Assignment
List all lines of the data containing the word "group".

[Dataset excerpts]

______________________________

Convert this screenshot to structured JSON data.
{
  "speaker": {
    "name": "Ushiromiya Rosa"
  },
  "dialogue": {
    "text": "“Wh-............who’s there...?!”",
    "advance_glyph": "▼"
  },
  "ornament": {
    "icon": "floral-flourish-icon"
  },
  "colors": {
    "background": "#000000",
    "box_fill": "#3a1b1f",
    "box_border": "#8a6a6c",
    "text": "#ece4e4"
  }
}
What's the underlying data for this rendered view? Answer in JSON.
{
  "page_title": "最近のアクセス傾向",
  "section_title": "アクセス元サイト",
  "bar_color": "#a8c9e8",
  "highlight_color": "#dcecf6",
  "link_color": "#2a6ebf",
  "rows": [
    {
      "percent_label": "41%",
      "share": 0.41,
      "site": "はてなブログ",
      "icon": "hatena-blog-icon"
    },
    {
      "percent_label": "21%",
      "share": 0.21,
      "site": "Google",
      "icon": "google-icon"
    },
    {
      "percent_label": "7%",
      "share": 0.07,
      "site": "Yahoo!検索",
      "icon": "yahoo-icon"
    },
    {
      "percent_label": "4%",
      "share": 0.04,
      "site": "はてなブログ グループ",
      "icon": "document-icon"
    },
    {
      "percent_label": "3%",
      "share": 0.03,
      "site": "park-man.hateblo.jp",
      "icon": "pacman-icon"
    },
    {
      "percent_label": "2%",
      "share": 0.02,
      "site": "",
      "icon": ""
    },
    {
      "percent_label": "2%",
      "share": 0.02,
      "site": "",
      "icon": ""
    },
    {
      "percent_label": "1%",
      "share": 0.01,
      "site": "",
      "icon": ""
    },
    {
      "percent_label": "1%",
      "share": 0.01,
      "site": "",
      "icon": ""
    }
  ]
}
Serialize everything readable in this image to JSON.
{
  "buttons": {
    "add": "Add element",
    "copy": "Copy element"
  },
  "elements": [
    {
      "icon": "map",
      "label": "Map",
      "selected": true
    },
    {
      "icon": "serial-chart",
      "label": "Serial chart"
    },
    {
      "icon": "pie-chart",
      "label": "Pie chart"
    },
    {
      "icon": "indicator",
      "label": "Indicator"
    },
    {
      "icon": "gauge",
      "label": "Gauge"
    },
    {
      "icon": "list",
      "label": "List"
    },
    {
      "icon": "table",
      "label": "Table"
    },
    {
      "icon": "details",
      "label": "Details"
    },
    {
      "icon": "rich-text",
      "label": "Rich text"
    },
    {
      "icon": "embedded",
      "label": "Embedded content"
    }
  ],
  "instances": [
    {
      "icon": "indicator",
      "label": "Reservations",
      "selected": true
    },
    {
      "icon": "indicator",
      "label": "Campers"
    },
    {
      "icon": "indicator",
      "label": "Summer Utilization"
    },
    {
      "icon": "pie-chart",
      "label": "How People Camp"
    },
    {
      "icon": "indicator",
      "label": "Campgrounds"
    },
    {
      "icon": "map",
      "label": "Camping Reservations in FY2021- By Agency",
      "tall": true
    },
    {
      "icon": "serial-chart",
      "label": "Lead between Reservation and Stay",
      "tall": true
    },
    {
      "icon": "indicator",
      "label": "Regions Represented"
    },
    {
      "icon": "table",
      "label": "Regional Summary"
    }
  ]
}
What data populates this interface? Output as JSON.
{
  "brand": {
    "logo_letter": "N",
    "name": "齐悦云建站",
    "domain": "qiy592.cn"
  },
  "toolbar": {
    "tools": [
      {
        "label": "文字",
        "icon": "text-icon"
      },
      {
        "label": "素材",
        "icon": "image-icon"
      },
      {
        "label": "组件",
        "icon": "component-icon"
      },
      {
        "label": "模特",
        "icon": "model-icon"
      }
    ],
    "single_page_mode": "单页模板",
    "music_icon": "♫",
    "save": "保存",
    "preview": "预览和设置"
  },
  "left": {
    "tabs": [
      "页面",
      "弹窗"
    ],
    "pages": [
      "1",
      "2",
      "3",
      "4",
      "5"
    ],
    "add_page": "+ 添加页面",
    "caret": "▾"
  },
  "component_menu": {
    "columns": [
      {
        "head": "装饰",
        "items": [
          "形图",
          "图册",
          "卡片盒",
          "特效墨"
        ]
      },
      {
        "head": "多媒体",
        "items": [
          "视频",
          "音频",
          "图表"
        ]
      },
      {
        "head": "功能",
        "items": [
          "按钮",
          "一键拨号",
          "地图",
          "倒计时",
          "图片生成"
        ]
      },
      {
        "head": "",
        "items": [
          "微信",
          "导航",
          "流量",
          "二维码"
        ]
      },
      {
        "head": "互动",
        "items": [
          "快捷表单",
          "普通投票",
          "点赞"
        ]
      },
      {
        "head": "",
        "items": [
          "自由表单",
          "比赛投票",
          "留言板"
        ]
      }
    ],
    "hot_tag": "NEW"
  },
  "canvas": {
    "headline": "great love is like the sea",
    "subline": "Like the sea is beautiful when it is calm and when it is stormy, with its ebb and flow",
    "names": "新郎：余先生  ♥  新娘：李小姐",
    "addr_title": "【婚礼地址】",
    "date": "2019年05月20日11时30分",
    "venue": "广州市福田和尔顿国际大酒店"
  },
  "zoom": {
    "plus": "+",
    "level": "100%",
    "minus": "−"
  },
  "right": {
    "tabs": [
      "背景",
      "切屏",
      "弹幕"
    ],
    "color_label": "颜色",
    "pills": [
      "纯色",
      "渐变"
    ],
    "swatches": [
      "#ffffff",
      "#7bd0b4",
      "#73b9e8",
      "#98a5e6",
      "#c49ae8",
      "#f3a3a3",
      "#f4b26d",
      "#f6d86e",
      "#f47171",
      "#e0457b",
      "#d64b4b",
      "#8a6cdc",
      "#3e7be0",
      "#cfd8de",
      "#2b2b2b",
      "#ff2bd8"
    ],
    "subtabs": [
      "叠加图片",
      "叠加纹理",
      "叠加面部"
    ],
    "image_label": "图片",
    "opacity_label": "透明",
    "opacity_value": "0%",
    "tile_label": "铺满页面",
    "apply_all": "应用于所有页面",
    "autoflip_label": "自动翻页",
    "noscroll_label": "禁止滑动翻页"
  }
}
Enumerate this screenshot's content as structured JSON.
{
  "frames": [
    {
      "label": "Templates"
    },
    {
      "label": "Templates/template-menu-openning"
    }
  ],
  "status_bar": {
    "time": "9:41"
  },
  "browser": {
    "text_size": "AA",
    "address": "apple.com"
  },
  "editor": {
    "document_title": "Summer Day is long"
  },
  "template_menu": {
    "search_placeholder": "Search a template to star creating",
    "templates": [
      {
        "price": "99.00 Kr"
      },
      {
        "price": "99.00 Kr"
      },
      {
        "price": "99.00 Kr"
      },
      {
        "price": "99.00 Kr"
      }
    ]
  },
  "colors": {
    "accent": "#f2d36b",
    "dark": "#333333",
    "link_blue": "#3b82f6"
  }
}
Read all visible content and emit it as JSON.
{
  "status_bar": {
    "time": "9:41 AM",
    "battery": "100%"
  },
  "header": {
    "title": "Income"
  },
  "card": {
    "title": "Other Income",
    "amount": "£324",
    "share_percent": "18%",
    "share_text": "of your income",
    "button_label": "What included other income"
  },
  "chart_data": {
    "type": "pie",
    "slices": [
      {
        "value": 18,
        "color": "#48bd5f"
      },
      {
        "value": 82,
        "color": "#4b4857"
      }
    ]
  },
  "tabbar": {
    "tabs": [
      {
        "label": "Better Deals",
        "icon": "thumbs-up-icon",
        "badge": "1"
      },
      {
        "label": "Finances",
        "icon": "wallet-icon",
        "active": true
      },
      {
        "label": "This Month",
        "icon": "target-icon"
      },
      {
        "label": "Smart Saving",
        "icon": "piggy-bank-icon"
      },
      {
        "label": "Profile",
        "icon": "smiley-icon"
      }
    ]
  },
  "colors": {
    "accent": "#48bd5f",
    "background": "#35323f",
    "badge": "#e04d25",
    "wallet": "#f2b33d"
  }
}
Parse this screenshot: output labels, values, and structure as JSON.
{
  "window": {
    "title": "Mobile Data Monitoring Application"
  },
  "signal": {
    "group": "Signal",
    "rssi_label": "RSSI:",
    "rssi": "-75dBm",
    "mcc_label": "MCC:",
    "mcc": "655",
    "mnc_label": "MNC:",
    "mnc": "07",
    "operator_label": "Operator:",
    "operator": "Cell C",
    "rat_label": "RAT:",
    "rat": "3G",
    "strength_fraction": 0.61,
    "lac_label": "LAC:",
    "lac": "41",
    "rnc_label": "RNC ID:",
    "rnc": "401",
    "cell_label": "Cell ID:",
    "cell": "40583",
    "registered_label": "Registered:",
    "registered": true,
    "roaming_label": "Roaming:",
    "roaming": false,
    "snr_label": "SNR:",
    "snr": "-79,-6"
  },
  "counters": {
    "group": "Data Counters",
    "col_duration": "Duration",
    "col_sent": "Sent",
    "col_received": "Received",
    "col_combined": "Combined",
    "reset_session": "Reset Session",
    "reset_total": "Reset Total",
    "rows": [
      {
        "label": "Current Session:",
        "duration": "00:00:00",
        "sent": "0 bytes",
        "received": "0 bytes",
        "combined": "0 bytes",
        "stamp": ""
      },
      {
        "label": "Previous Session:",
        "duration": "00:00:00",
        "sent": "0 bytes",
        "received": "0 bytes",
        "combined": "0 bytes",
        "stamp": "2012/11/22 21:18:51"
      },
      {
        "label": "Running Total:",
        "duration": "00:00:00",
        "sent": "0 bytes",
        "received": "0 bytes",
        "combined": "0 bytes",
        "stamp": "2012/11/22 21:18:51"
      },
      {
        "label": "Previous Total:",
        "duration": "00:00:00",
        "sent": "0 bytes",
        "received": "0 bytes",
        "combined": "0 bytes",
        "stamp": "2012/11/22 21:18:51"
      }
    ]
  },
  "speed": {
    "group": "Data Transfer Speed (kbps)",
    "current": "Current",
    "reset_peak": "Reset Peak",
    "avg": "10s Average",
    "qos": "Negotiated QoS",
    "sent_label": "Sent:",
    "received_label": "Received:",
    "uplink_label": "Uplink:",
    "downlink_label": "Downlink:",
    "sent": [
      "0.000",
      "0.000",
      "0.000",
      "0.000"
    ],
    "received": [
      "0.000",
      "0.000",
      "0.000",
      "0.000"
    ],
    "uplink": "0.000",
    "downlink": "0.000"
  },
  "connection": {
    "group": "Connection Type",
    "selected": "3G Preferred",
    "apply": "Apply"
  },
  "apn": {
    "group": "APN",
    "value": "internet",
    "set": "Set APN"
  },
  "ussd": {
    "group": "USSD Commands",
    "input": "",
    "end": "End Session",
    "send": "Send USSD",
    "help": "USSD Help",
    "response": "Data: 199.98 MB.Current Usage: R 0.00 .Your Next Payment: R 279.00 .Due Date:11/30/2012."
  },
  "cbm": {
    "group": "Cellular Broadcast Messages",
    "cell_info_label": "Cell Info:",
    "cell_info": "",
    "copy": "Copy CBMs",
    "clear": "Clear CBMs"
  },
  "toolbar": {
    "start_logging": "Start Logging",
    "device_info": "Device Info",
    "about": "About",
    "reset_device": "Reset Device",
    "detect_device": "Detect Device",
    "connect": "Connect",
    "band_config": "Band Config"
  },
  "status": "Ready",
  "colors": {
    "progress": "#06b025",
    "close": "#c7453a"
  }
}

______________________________

Answer to the problem
    "group": "Signal",
    "group": "Data Counters",
    "group": "Data Transfer Speed (kbps)",
    "group": "Connection Type",
    "group": "APN",
    "group": "USSD Commands",
    "group": "Cellular Broadcast Messages",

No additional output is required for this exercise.